It’s hard to win when coaches don’t put you in a position to be your best, and Florida’s interim staff, the bulk of whom will not be retained by the new regime, failed to do that Thursday evening.
Florida’s offense wasn’t the only unit that faltered.
As was the case all season, Florida’s special teams weren’t special.
Howard missed 2 field goals and the Gators failed to take advantage of a favorable bounce on a kickoff in the third quarter, allowing UCF to recover a deflected kick that would have set the Gators up with the ball in Knights’ territory.
Meanwhile, the Gators defense played well for a half, but collapsed under the weight of its own mistakes, whether they were missed tackles or mindless penalties, in the second half.
Amari Burney dropped an interception on a 3rd-and-goal with the Gators clinging to a 1-point lead. Had he caught the ball, he had a clear path to the Florida end zone 100 yards away. Instead, UCF kicked a field goal to take the lead for good on the next play.
Brenton Cox Jr. was all over the field, even looking like a man possessed against the run. But he committed a dreadful roughing the passer penalty to extend a UCF drive in the second half – a pointless hit on a play Florida had covered downfield.
Ty’ron Hopper, a sophomore linebacker who had emerged late in the season, was all over the field in the first half but ejected early in the second half after committing a senseless personal foul after UCF scored on its opening possession. In Hopper’s defense, his ejection was a poor call, as replays showed Hopper simply threw a UCF player to the ground, rather than throwing a punch as alleged. But it was still a poor decision by Hopper, a mental mistake that deprived Florida of its best run stopper in the second half. UCF dominated the game on the ground after the half, punishing the Gators for 288 yards rushing, over 160 of which came after Hopper was ejected.
As a team, the Gators committed 3 personal foul penalties in the third quarter alone, each of which either extended a UCF drive that had stalled or altered field position.
These are the types of mistakes that don’t just cost a team games; they reflect the culture, one that new head coach Billy Napier will need time to clean up.
There are excuses aplenty to be had for Florida and, if Twitter on Thursday night was any indication, Gators fans were ready to make them.
Yes, this was the final game under the remnants of the Mullen coaching staff.
Yes, Jones missed throws all night.
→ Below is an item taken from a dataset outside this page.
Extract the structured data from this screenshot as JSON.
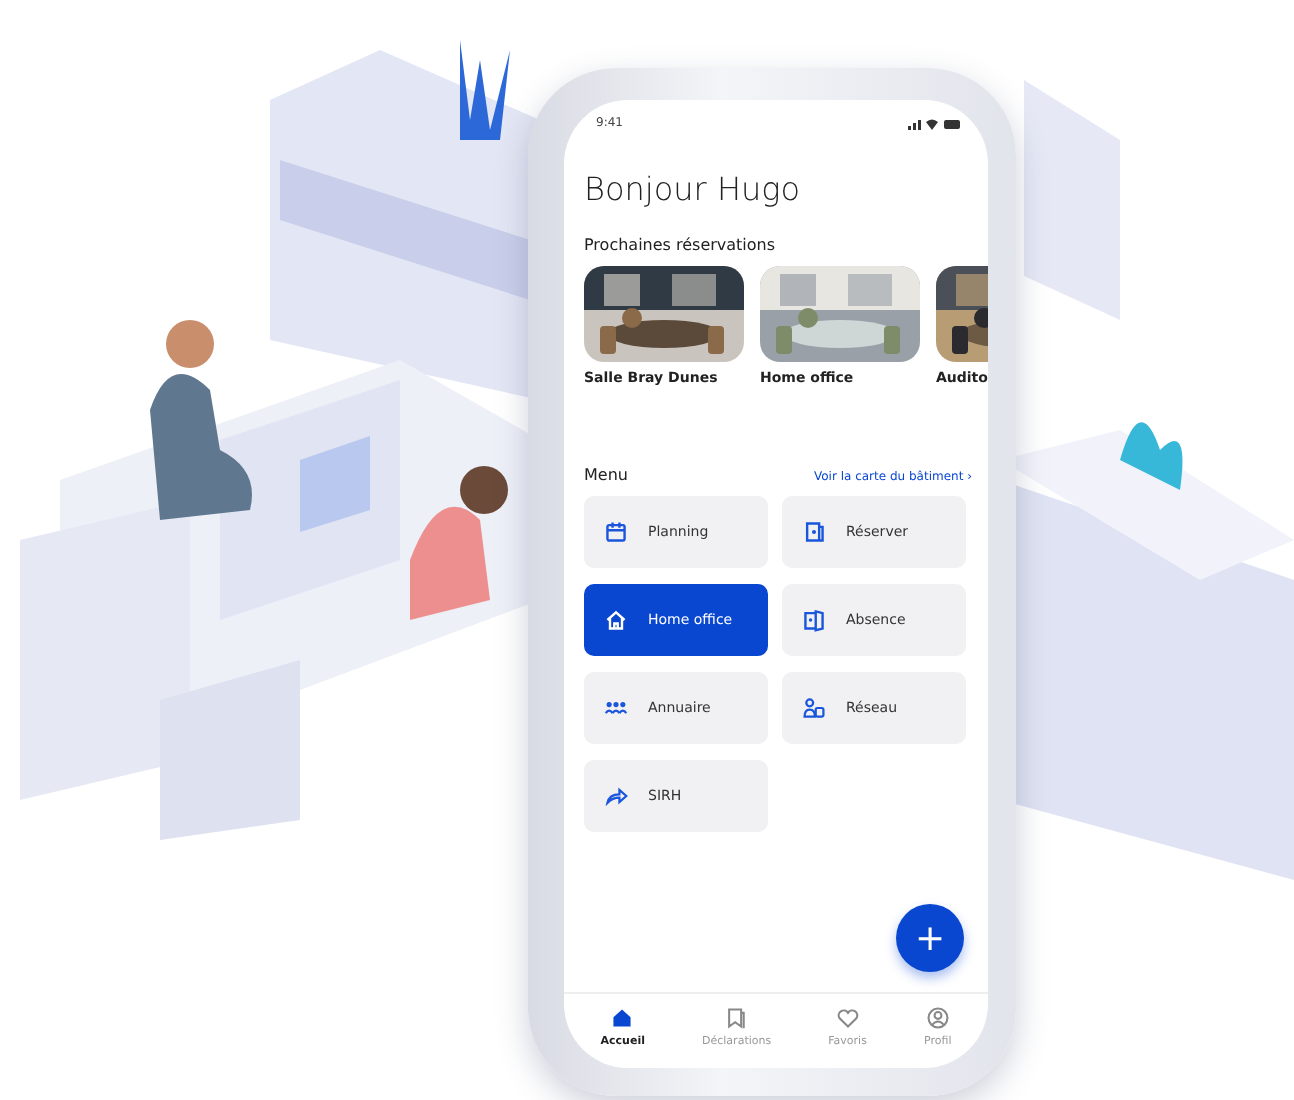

Jones is in the transfer portal now, and this disappointing performance was likely his Gators swan song. Had Anthony Richardson, Jones’ backup most of the season, been available, he likely would have replaced Jones early in the second half.
Yes, Florida had its best defensive player missing due to an opt out and was missing key pieces of its front seven, even before the Hopper ejection.
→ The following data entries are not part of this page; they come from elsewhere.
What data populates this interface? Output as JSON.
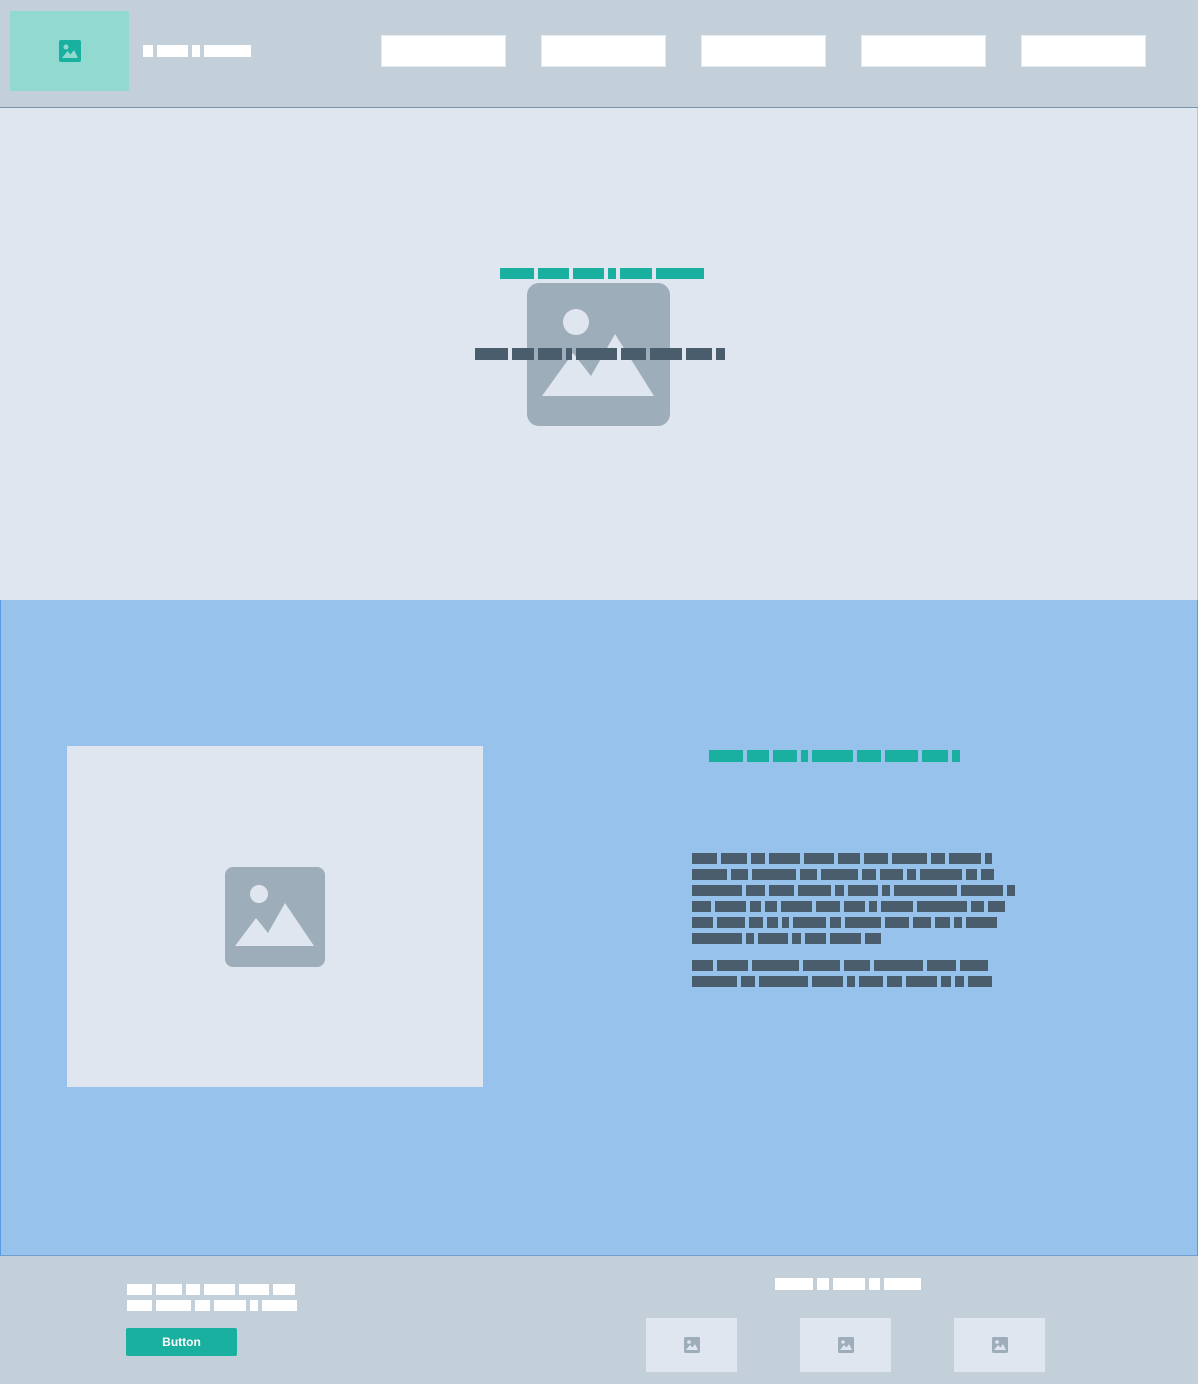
{
  "header": {
    "logo_icon": "image-icon",
    "nav_items": [
      "",
      "",
      "",
      "",
      ""
    ]
  },
  "hero": {
    "image_icon": "image-placeholder-icon"
  },
  "feature": {
    "image_icon": "image-placeholder-icon"
  },
  "footer": {
    "button_label": "Button",
    "thumbnail_icon": "image-icon"
  },
  "colors": {
    "accent": "#1ab09f",
    "header_bg": "#c4d0d9",
    "hero_bg": "#dfe6ef",
    "feature_bg": "#96c2ec",
    "text_dark": "#4a5d6d",
    "placeholder_icon": "#9eadba"
  }
}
And yes, it’s hard to get excited about a bowl game before Christmas.
All of that, even the losing season this loss guaranteed, will quickly be forgotten as Napier rebuilds.
The mental mistakes — undisciplined penalties, missed tackles and missed assignments — however, provide a larger takeaway from Thursday night’s bowl game.
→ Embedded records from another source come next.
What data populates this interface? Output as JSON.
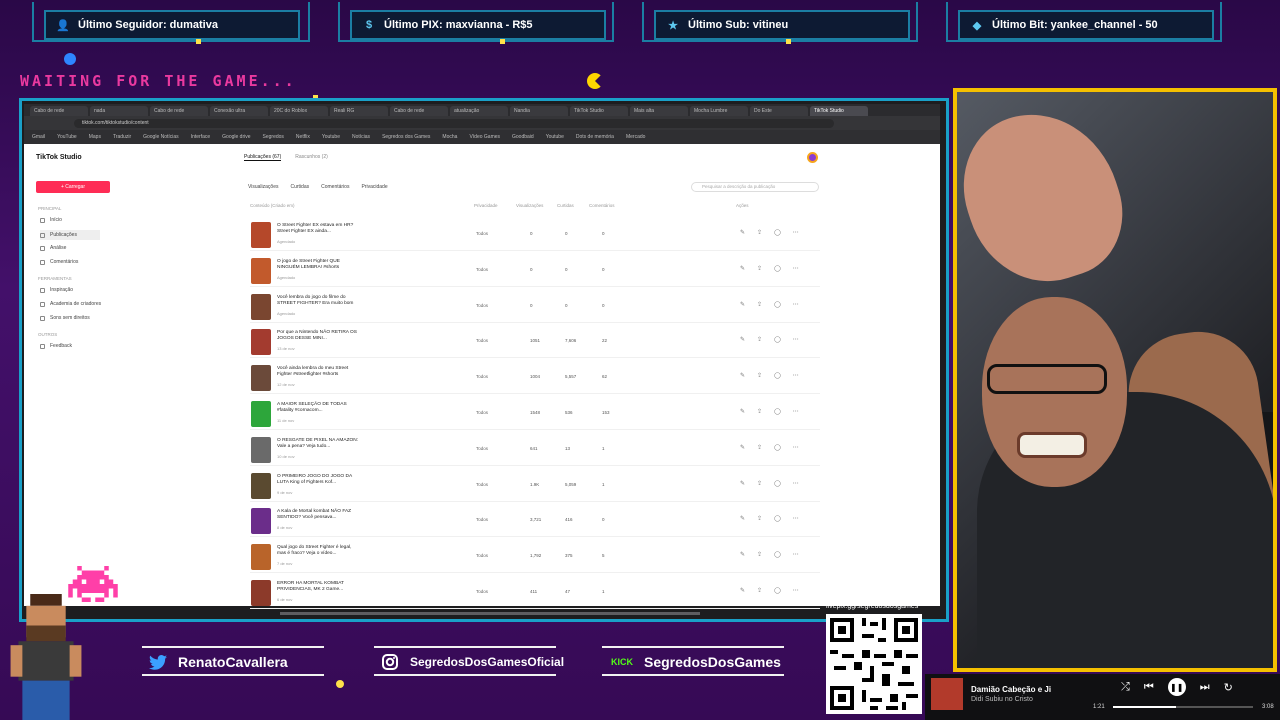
{
  "overlay": {
    "alerts": [
      {
        "icon": "user-icon",
        "label": "Último Seguidor: dumativa"
      },
      {
        "icon": "pix-icon",
        "label": "Último PIX: maxvianna - R$5"
      },
      {
        "icon": "star-icon",
        "label": "Último Sub: vitineu"
      },
      {
        "icon": "gem-icon",
        "label": "Último Bit: yankee_channel - 50"
      }
    ],
    "waiting_text": "WAITING FOR THE GAME...",
    "socials": [
      {
        "icon": "twitter-icon",
        "label": "RenatoCavallera"
      },
      {
        "icon": "instagram-icon",
        "label": "SegredosDosGamesOficial"
      },
      {
        "icon": "kick-icon",
        "prefix": "KICK",
        "label": "SegredosDosGames"
      }
    ],
    "qr_label": "livepix.gg/segredosdosgames"
  },
  "browser": {
    "tabs": [
      "Cabo de rede",
      "nada",
      "Cabo de rede",
      "Conexão ultra",
      "20C do Roblox",
      "Reali RG",
      "Cabo de rede",
      "atualização",
      "Nandia",
      "TikTok Studio",
      "Mais alta",
      "Mocha Lumbre",
      "Do Este",
      "TikTok Studio"
    ],
    "url": "tiktok.com/tiktokstudio/content",
    "bookmarks": [
      "Gmail",
      "YouTube",
      "Maps",
      "Traduzir",
      "Google Notícias",
      "Interface",
      "Google drive",
      "Segredos",
      "Netflix",
      "Youtube",
      "Notícias",
      "Segredos dos Games",
      "Mocha",
      "Vídeo Games",
      "Goodbaid",
      "Youtube",
      "Dots de memória",
      "Mercado"
    ]
  },
  "studio": {
    "logo": "TikTok Studio",
    "upload_label": "+ Carregar",
    "sections": [
      {
        "title": "PRINCIPAL",
        "items": [
          "Início",
          "Publicações",
          "Análise",
          "Comentários"
        ]
      },
      {
        "title": "FERRAMENTAS",
        "items": [
          "Inspiração",
          "Academia de criadores",
          "Sons sem direitos"
        ]
      },
      {
        "title": "OUTROS",
        "items": [
          "Feedback"
        ]
      }
    ],
    "page_tabs": [
      "Publicações (67)",
      "Rascunhos (2)"
    ],
    "filters": [
      "Visualizações",
      "Curtidas",
      "Comentários",
      "Privacidade"
    ],
    "search_placeholder": "Pesquisar a descrição da publicação",
    "columns": [
      "Conteúdo (Criado em)",
      "Privacidade",
      "Visualizações",
      "Curtidas",
      "Comentários",
      "Ações"
    ],
    "rows": [
      {
        "title": "O Street Fighter EX estava em HR? Street Fighter EX ainda...",
        "date": "Agendado",
        "privacy": "Todos",
        "views": "0",
        "likes": "0",
        "comments": "0",
        "color": "#b5482a"
      },
      {
        "title": "O jogo de Street Fighter QUE NINGUÉM LEMBRA! #shorts",
        "date": "Agendado",
        "privacy": "Todos",
        "views": "0",
        "likes": "0",
        "comments": "0",
        "color": "#c25a2c"
      },
      {
        "title": "Você lembra do jogo do filme do STREET FIGHTER? Era muito bom",
        "date": "Agendado",
        "privacy": "Todos",
        "views": "0",
        "likes": "0",
        "comments": "0",
        "color": "#7a4630"
      },
      {
        "title": "Por que a Nintendo NÃO RETIRA OS JOGOS DESSE MINI...",
        "date": "13 de nov",
        "privacy": "Todos",
        "views": "1051",
        "likes": "7,606",
        "comments": "22",
        "color": "#a33b2f"
      },
      {
        "title": "Você ainda lembra do meu Street Fighter #streetfighter #shorts",
        "date": "12 de nov",
        "privacy": "Todos",
        "views": "1004",
        "likes": "5,557",
        "comments": "62",
        "color": "#6b4a3a"
      },
      {
        "title": "A MAIOR SELEÇÃO DE TODAS #fatality #cornacom...",
        "date": "11 de nov",
        "privacy": "Todos",
        "views": "1548",
        "likes": "536",
        "comments": "153",
        "color": "#2da63b"
      },
      {
        "title": "O RESGATE DE PIXEL NA AMAZON: Vale a pena? Veja tudo...",
        "date": "10 de nov",
        "privacy": "Todos",
        "views": "641",
        "likes": "13",
        "comments": "1",
        "color": "#6a6a6a"
      },
      {
        "title": "O PRIMEIRO JOGO DO JOGO DA LUTA King of Fighters Kof...",
        "date": "9 de nov",
        "privacy": "Todos",
        "views": "1.9K",
        "likes": "5,059",
        "comments": "1",
        "color": "#5a4a30"
      },
      {
        "title": "A Kala de Mortal kombat NÃO FAZ SENTIDO? Você pensava...",
        "date": "8 de nov",
        "privacy": "Todos",
        "views": "3,721",
        "likes": "416",
        "comments": "0",
        "color": "#6b2d8a"
      },
      {
        "title": "Qual jogo do Street Fighter é legal, mas é fraco? Veja o vídeo...",
        "date": "7 de nov",
        "privacy": "Todos",
        "views": "1,792",
        "likes": "375",
        "comments": "5",
        "color": "#b9642a"
      },
      {
        "title": "ERROR HA MORTAL KOMBAT PRIVIDENCIAS, MK 2 Game...",
        "date": "6 de nov",
        "privacy": "Todos",
        "views": "411",
        "likes": "47",
        "comments": "1",
        "color": "#8c3a2a"
      }
    ]
  },
  "player": {
    "title": "Damião Cabeção e Ji",
    "artist": "Didi Subiu no Cristo",
    "time_elapsed": "1:21",
    "time_total": "3:08",
    "progress": 0.45
  }
}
Skeleton, lame-duck staff or no, Florida ultimately fell short against a better-coached, more prepared UCF football team that, unlike the Gators, took advantage of its chances.
Those types of mistakes are cultural, and Napier’s rebuild will be, too.
Florida’s new coach knows this.
When Napier took the job, he pinned a tweet from Super Bowl-winning coach Bill Walsh to his Twitter profile.
“Culture precedes positive results,” the quote begins. “Champions behave like champions before they’re champions; they have a winning standard of performance before they are winners.”
The Gators weren’t winners Thursday night, and as Napier rebuilds Florida’s culture, the Gators won’t be winners again overnight.
But Napier’s build has already begun, and tomorrow, Florida football gets an early Christmas present: a much-needed clean slate.
The future can’t come quickly enough.